Data extracted from a collection:
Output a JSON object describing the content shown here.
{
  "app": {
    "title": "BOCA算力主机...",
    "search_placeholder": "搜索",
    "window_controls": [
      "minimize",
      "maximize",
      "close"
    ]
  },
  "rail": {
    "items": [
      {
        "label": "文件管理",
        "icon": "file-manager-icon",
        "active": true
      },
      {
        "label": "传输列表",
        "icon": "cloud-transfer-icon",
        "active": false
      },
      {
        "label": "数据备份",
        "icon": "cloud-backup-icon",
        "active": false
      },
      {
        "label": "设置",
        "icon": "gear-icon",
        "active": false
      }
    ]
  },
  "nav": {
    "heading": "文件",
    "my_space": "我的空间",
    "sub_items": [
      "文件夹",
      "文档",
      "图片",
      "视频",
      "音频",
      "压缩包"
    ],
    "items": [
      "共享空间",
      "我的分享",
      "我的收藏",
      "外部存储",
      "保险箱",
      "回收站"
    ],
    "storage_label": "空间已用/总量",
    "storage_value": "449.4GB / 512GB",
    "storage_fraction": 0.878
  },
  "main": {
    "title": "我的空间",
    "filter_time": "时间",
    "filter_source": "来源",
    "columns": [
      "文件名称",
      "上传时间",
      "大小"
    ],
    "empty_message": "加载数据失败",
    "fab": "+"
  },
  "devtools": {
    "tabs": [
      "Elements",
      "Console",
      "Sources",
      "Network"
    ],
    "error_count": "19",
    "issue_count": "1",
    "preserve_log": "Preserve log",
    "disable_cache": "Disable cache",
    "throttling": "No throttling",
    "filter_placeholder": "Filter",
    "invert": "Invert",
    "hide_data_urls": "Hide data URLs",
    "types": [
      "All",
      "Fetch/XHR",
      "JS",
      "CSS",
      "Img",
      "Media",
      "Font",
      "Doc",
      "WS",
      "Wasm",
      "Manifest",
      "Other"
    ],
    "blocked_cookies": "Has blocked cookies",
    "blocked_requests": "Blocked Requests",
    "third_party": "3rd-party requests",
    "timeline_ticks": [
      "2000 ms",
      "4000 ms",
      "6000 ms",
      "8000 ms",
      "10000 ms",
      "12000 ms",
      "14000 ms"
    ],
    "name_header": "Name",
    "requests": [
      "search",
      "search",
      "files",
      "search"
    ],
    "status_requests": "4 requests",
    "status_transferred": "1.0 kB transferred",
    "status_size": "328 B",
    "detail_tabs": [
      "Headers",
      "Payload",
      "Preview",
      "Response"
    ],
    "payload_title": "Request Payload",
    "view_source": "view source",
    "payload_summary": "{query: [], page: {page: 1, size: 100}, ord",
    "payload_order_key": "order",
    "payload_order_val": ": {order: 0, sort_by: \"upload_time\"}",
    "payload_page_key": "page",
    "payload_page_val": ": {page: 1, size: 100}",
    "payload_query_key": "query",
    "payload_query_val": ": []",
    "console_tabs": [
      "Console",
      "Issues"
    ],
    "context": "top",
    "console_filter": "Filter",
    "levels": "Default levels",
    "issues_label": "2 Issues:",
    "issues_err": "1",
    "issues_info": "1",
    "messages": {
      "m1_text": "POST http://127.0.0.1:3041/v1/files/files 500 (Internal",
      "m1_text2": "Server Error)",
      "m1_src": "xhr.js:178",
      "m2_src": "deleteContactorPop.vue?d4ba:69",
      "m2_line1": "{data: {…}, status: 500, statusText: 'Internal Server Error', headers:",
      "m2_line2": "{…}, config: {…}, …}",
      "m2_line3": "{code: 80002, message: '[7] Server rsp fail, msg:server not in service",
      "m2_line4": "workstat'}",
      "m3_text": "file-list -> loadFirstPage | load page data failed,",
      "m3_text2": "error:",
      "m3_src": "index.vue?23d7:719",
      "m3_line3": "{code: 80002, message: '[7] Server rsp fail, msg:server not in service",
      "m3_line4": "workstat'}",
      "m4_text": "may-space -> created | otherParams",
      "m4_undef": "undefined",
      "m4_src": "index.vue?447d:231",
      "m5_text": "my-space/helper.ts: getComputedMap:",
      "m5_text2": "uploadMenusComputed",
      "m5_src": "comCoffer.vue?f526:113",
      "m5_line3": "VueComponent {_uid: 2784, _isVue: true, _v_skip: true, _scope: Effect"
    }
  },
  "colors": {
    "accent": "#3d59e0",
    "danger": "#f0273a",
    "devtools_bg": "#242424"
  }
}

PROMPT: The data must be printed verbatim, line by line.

FINISHED EXERCISE:
Output a JSON object describing the content shown here.
{
  "app": {
    "title": "BOCA算力主机...",
    "search_placeholder": "搜索",
    "window_controls": [
      "minimize",
      "maximize",
      "close"
    ]
  },
  "rail": {
    "items": [
      {
        "label": "文件管理",
        "icon": "file-manager-icon",
        "active": true
      },
      {
        "label": "传输列表",
        "icon": "cloud-transfer-icon",
        "active": false
      },
      {
        "label": "数据备份",
        "icon": "cloud-backup-icon",
        "active": false
      },
      {
        "label": "设置",
        "icon": "gear-icon",
        "active": false
      }
    ]
  },
  "nav": {
    "heading": "文件",
    "my_space": "我的空间",
    "sub_items": [
      "文件夹",
      "文档",
      "图片",
      "视频",
      "音频",
      "压缩包"
    ],
    "items": [
      "共享空间",
      "我的分享",
      "我的收藏",
      "外部存储",
      "保险箱",
      "回收站"
    ],
    "storage_label": "空间已用/总量",
    "storage_value": "449.4GB / 512GB",
    "storage_fraction": 0.878
  },
  "main": {
    "title": "我的空间",
    "filter_time": "时间",
    "filter_source": "来源",
    "columns": [
      "文件名称",
      "上传时间",
      "大小"
    ],
    "empty_message": "加载数据失败",
    "fab": "+"
  },
  "devtools": {
    "tabs": [
      "Elements",
      "Console",
      "Sources",
      "Network"
    ],
    "error_count": "19",
    "issue_count": "1",
    "preserve_log": "Preserve log",
    "disable_cache": "Disable cache",
    "throttling": "No throttling",
    "filter_placeholder": "Filter",
    "invert": "Invert",
    "hide_data_urls": "Hide data URLs",
    "types": [
      "All",
      "Fetch/XHR",
      "JS",
      "CSS",
      "Img",
      "Media",
      "Font",
      "Doc",
      "WS",
      "Wasm",
      "Manifest",
      "Other"
    ],
    "blocked_cookies": "Has blocked cookies",
    "blocked_requests": "Blocked Requests",
    "third_party": "3rd-party requests",
    "timeline_ticks": [
      "2000 ms",
      "4000 ms",
      "6000 ms",
      "8000 ms",
      "10000 ms",
      "12000 ms",
      "14000 ms"
    ],
    "name_header": "Name",
    "requests": [
      "search",
      "search",
      "files",
      "search"
    ],
    "status_requests": "4 requests",
    "status_transferred": "1.0 kB transferred",
    "status_size": "328 B",
    "detail_tabs": [
      "Headers",
      "Payload",
      "Preview",
      "Response"
    ],
    "payload_title": "Request Payload",
    "view_source": "view source",
    "payload_summary": "{query: [], page: {page: 1, size: 100}, ord",
    "payload_order_key": "order",
    "payload_order_val": ": {order: 0, sort_by: \"upload_time\"}",
    "payload_page_key": "page",
    "payload_page_val": ": {page: 1, size: 100}",
    "payload_query_key": "query",
    "payload_query_val": ": []",
    "console_tabs": [
      "Console",
      "Issues"
    ],
    "context": "top",
    "console_filter": "Filter",
    "levels": "Default levels",
    "issues_label": "2 Issues:",
    "issues_err": "1",
    "issues_info": "1",
    "messages": {
      "m1_text": "POST http://127.0.0.1:3041/v1/files/files 500 (Internal",
      "m1_text2": "Server Error)",
      "m1_src": "xhr.js:178",
      "m2_src": "deleteContactorPop.vue?d4ba:69",
      "m2_line1": "{data: {…}, status: 500, statusText: 'Internal Server Error', headers:",
      "m2_line2": "{…}, config: {…}, …}",
      "m2_line3": "{code: 80002, message: '[7] Server rsp fail, msg:server not in service",
      "m2_line4": "workstat'}",
      "m3_text": "file-list -> loadFirstPage | load page data failed,",
      "m3_text2": "error:",
      "m3_src": "index.vue?23d7:719",
      "m3_line3": "{code: 80002, message: '[7] Server rsp fail, msg:server not in service",
      "m3_line4": "workstat'}",
      "m4_text": "may-space -> created | otherParams",
      "m4_undef": "undefined",
      "m4_src": "index.vue?447d:231",
      "m5_text": "my-space/helper.ts: getComputedMap:",
      "m5_text2": "uploadMenusComputed",
      "m5_src": "comCoffer.vue?f526:113",
      "m5_line3": "VueComponent {_uid: 2784, _isVue: true, _v_skip: true, _scope: Effect"
    }
  },
  "colors": {
    "accent": "#3d59e0",
    "danger": "#f0273a",
    "devtools_bg": "#242424"
  }
}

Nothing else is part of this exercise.